We live in a golden age of media
At Zuora, we talk a lot about what the subscription economy is and how it changes our participation in society – we talk about user rather than ownership. And if there’s one industry that the subscription revolution has changed more than any other, it’s the media.
In many ways, we are now in a golden age of media: we have more music, films, TV and entertainment to discover and more new voices to discover than ever before.
In the old world – the era of product economy – there was (and could not) be a variety of choices because media production and distribution were almost exclusively taken over by a few large publishers and studios. It wasn’t quite the gatekeeper system of the pre-internet news world, where owners and editors dictated what information customers could or did not see, but it was very close.
These big players tolerated commercial “failure” – the hits should pay for the failures – but only to a very limited extent. If two movies in a row weren’t box office winners, or two albums in a row weren’t hits, you were ditched.
What made companies like Spotify possible was a closer connection between a fan base and an artist. What was once called a “cult classic” – which flopped in the cinemas, for example, but later found a relatively small but very committed following – is now an integral part of Netflix’s offering.
The porters are dead – or are they?
Today everyone can be their own studio. It has come to be known as the Creator Economy, and it’s hard to imagine that it could develop without the Subscription Economy as a breeding ground.
However, that does not mean that this golden age of media, with its healthy segment of individual artists and independent development teams who are successful independent of large studios, has ended the dominance of established institutions. In fact, Spotify said in its 2020 annual report that music from Universal, Warner, and Sony (alongside independent record producer Merlin Network) accounted for nearly 80 percent of its streaming music content.
This is a problem for Spotify (they still struggle to make a quarterly profit despite their monumental success). It’s also a problem for anyone like me who tries to argue that power has shifted significantly under these new subscriptionable arrangements.

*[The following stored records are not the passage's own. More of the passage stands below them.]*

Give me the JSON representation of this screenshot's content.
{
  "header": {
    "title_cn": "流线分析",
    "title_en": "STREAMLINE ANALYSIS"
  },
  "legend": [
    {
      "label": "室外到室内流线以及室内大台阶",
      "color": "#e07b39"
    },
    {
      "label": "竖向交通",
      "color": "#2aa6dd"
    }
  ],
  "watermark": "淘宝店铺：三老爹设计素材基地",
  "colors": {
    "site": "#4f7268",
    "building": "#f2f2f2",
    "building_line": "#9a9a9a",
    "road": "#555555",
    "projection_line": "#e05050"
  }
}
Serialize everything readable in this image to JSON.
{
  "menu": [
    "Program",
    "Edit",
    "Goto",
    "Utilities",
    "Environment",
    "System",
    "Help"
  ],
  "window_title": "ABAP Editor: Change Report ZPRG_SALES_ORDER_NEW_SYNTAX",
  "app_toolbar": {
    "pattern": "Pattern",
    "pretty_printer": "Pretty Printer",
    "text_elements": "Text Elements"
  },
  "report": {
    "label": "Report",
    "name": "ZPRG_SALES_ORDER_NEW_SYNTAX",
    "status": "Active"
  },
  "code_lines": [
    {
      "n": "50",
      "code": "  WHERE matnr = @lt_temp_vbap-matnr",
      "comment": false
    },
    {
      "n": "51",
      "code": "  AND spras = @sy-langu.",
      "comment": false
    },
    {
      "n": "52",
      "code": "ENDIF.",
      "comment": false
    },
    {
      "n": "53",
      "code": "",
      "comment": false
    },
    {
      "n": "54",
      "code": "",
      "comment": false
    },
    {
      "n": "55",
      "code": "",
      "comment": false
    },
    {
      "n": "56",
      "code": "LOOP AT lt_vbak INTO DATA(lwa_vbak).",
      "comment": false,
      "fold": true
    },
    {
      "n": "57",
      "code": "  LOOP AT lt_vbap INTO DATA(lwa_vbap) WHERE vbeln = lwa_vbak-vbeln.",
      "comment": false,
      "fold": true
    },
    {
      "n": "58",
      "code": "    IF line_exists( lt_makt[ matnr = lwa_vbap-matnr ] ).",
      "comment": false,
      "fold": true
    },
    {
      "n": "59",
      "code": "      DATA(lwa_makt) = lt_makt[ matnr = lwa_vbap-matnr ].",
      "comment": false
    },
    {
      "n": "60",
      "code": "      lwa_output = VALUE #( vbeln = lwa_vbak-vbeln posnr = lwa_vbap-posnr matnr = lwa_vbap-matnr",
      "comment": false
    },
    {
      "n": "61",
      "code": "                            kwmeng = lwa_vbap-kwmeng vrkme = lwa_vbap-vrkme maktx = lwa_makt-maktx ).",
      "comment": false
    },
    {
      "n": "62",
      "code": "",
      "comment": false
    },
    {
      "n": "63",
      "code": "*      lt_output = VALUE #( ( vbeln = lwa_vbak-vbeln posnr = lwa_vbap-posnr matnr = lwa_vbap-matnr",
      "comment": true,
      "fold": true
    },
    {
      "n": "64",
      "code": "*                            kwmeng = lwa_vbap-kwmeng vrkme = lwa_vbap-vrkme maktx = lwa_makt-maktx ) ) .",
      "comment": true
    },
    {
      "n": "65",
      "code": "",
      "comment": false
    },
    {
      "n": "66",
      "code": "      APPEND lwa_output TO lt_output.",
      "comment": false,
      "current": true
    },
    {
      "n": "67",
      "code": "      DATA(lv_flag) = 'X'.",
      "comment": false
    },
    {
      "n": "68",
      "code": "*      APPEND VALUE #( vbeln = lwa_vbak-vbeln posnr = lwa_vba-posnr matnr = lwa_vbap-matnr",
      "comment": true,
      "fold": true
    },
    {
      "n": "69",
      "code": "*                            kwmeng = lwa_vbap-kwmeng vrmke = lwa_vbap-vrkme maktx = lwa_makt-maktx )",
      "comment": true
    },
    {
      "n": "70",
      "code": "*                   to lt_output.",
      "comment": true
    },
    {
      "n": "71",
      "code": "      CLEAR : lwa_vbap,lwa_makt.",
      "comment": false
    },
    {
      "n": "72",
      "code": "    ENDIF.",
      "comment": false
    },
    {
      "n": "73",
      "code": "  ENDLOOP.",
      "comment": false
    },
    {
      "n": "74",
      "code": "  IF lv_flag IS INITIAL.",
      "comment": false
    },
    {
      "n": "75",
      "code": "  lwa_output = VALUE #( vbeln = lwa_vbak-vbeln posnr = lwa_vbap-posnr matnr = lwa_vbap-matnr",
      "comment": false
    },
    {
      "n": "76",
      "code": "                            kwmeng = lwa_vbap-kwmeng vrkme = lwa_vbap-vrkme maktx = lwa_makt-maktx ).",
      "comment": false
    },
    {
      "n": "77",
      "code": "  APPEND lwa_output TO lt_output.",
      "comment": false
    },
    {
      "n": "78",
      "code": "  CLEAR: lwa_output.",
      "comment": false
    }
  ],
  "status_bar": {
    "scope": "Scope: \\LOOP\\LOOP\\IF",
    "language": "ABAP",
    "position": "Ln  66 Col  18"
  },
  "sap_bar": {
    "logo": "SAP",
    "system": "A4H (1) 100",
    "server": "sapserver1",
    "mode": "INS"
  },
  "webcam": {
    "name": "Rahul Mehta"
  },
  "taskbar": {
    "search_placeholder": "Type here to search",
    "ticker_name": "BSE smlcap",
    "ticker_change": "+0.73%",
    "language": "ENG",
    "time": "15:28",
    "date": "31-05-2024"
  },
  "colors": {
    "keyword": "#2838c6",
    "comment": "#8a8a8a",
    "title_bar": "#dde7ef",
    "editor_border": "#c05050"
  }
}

But I’m not trying to convince you of some kind of massive claim that “video killed the radio star”. I’m just saying that while the gatekeeper organizations remain influential, they are no longer the be-all and end-all that they used to be. They are still guarding the bridge, but many more creators than ever before are crossing the bridge without their green light. And that’s simply because the creator economy allows it. As an artist or writer, you can now get in touch with an audience through a channel like Spotify (or Substack or Medium) and without the mediation and most importantly the consent of a publisher or studio.

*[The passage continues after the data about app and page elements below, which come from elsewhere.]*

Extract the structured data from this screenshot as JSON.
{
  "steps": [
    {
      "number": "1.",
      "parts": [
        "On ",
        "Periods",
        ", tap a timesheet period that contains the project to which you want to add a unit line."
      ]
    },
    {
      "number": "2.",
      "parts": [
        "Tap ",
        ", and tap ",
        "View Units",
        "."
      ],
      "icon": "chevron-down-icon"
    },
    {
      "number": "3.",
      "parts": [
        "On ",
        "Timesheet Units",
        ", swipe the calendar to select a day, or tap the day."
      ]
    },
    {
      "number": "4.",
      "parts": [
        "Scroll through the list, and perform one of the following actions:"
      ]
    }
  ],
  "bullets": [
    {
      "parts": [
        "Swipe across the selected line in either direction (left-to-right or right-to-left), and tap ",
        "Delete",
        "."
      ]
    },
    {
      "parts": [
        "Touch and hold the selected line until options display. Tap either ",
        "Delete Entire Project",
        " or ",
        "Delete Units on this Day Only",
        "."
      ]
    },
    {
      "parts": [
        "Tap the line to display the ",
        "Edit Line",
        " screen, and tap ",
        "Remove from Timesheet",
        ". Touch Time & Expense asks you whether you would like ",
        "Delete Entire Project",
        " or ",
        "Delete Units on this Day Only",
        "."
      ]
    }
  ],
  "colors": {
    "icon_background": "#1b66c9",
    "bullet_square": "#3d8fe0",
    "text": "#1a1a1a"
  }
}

Create a stronger creator economy
And what Spotify is apparently going to do is make that fan-creator relationship even smoother – more direct than ever. Their announcement means that podcasters now have the ability to offer their shows as paid services via a subscription economy powerhouse.
This is exciting news if you are tired of the weird mattress advertisements that interrupt your favorite discussion of football, politics, or ’90s basketball shoes. It also holds great promise if you follow our latest End of Ownership Survey That found that more than three in four Australian adults (78 percent) now have at least one subscription service, up from 67 percent in 2018.
Spotify changed music consumption for the better, ushering in a golden age for audiophiles and audio-loving creators. This step may seem small in the scheme of things, but it is another step towards an increasingly decentralized system where fans have a lot more power and creators enjoy the benefits.